__DESCRIPTION OF THE TASK__:
Quote the line containing "Decode this image" and all lines that follow it in the listing below, exactly as written.

__GIVEN RECORDS__:
........
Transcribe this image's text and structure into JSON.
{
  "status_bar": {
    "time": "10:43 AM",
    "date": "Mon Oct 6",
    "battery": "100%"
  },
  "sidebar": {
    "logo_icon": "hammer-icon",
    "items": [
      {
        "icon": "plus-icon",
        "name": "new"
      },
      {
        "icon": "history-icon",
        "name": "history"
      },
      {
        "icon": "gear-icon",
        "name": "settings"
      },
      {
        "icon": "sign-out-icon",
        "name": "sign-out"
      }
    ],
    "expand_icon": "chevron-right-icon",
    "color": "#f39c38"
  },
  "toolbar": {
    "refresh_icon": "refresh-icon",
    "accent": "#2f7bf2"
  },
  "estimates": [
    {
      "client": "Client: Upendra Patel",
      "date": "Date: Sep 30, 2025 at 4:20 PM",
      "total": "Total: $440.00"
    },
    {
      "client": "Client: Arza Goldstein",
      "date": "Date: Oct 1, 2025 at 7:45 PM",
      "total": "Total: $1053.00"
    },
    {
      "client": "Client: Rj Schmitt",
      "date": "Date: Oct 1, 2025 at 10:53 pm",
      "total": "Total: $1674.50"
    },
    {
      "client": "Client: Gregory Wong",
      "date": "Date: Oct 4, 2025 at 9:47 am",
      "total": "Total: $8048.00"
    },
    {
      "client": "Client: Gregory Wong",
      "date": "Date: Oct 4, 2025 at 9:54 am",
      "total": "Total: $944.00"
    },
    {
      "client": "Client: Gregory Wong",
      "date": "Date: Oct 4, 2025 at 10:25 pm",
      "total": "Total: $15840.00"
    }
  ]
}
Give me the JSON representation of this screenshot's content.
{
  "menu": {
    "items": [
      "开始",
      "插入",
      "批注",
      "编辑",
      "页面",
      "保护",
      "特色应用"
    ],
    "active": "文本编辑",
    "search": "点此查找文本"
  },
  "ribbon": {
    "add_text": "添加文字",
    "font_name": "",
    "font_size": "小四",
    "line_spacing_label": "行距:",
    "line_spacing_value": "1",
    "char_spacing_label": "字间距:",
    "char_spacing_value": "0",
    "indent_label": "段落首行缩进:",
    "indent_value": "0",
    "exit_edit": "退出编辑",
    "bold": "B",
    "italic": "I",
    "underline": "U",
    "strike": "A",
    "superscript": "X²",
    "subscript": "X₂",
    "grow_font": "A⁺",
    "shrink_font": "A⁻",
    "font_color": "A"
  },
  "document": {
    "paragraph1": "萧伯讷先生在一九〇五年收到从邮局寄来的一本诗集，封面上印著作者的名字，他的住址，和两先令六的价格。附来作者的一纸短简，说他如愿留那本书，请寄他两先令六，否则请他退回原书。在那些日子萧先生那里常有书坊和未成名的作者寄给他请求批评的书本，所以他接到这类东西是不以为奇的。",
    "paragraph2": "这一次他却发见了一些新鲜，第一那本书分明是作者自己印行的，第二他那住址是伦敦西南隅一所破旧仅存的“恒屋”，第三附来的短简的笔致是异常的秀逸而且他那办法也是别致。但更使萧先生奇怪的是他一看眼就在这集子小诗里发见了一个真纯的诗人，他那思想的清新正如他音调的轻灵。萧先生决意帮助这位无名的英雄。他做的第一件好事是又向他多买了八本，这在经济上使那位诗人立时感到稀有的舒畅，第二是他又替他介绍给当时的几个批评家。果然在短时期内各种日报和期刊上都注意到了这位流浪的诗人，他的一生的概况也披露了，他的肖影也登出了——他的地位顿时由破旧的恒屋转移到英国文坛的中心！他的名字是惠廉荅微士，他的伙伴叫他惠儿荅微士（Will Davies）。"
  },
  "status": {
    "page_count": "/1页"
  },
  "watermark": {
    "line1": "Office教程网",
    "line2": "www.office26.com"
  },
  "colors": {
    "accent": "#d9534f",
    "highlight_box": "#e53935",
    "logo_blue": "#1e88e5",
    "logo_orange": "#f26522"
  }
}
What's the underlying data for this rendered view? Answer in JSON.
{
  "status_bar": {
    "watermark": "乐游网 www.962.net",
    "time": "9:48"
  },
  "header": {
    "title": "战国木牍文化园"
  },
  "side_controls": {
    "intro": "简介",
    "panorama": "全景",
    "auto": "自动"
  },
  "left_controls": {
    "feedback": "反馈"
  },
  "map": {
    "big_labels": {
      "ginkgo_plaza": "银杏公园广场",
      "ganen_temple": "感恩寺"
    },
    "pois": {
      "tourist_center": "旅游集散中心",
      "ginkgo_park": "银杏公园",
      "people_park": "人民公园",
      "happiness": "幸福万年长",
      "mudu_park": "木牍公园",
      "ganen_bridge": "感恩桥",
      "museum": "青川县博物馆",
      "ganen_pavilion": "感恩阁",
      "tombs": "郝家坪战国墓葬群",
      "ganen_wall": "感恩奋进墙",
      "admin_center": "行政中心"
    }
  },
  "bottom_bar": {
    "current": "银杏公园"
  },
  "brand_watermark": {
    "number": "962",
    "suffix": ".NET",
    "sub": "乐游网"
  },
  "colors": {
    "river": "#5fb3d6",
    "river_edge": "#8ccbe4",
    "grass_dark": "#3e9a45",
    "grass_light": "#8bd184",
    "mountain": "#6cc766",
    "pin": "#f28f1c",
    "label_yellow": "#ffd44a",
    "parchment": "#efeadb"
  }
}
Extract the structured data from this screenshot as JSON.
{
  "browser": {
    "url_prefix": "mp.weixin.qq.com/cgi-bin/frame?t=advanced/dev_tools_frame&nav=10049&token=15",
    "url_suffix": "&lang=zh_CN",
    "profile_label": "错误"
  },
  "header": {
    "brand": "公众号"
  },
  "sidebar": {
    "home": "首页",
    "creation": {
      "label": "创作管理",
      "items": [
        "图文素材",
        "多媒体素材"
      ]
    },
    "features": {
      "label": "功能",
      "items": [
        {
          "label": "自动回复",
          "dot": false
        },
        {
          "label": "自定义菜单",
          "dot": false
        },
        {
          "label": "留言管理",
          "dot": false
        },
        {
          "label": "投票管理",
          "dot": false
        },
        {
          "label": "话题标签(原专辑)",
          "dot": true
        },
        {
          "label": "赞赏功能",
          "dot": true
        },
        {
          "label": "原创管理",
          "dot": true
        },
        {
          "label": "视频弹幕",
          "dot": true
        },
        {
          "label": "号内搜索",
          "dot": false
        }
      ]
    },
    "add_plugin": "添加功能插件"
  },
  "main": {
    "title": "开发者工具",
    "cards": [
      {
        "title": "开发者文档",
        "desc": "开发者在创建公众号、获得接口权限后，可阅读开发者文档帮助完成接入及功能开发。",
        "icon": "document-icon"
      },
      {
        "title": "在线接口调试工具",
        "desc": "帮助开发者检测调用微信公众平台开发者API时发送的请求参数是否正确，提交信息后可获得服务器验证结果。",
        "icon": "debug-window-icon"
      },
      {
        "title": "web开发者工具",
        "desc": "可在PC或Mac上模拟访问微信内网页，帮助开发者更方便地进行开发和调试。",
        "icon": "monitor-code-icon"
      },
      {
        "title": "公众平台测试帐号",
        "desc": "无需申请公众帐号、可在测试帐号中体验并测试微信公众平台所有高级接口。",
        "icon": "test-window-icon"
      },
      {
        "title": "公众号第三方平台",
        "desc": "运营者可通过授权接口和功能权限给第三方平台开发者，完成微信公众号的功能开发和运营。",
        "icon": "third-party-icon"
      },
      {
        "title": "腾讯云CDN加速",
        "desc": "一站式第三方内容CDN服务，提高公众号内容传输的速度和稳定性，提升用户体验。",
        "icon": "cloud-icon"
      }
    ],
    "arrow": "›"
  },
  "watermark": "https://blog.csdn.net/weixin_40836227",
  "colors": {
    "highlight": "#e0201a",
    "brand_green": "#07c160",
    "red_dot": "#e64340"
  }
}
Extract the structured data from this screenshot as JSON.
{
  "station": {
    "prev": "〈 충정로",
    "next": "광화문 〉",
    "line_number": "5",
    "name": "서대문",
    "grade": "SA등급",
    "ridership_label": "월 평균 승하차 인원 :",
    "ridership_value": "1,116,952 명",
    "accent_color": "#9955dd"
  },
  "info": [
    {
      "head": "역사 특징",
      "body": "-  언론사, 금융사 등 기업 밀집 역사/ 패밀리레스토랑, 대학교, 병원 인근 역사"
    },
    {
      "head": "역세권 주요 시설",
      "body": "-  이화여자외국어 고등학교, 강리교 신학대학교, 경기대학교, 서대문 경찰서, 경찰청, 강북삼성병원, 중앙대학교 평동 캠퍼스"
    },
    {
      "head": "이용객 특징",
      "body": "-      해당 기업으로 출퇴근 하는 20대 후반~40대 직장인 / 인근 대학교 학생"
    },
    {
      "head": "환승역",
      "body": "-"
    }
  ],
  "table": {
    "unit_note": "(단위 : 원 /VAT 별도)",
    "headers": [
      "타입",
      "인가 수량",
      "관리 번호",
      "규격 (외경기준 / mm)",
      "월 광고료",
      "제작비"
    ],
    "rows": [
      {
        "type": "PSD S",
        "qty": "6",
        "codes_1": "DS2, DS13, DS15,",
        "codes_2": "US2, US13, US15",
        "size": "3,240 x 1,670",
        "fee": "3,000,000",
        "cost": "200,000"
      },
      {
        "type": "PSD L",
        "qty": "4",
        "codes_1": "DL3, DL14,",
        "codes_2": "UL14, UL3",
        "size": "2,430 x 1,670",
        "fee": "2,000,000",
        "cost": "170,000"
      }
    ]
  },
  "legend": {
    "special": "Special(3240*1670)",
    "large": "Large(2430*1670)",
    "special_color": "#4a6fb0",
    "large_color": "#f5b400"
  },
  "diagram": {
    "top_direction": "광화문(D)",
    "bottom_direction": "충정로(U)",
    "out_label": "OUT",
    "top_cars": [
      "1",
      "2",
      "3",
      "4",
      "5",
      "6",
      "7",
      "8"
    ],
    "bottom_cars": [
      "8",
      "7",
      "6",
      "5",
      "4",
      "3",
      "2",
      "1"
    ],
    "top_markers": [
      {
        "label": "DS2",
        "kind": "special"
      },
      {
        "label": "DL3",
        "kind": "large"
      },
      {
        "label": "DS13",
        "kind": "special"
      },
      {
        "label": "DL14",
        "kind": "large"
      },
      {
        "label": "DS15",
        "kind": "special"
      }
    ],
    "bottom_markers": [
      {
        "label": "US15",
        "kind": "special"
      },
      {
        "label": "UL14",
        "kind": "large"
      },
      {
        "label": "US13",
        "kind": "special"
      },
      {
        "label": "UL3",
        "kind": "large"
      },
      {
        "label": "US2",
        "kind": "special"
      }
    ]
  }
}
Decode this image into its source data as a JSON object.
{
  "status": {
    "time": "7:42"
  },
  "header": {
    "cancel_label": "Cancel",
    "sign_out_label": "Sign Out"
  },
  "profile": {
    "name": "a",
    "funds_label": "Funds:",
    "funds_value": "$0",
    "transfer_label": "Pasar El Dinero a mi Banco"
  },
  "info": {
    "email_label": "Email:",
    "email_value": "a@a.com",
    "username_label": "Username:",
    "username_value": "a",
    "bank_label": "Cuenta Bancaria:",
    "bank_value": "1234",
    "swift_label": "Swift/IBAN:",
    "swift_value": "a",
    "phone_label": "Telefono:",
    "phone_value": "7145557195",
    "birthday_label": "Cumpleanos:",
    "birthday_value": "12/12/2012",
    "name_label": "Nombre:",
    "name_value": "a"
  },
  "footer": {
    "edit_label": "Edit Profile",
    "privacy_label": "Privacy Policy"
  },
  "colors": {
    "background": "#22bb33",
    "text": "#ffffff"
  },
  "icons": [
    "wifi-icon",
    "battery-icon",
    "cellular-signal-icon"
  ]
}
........
__SOLUTION TO THE PROBLEM__:
Decode this image into its source data as a JSON object.
{
  "status": {
    "time": "7:42"
  },
  "header": {
    "cancel_label": "Cancel",
    "sign_out_label": "Sign Out"
  },
  "profile": {
    "name": "a",
    "funds_label": "Funds:",
    "funds_value": "$0",
    "transfer_label": "Pasar El Dinero a mi Banco"
  },
  "info": {
    "email_label": "Email:",
    "email_value": "a@a.com",
    "username_label": "Username:",
    "username_value": "a",
    "bank_label": "Cuenta Bancaria:",
    "bank_value": "1234",
    "swift_label": "Swift/IBAN:",
    "swift_value": "a",
    "phone_label": "Telefono:",
    "phone_value": "7145557195",
    "birthday_label": "Cumpleanos:",
    "birthday_value": "12/12/2012",
    "name_label": "Nombre:",
    "name_value": "a"
  },
  "footer": {
    "edit_label": "Edit Profile",
    "privacy_label": "Privacy Policy"
  },
  "colors": {
    "background": "#22bb33",
    "text": "#ffffff"
  },
  "icons": [
    "wifi-icon",
    "battery-icon",
    "cellular-signal-icon"
  ]
}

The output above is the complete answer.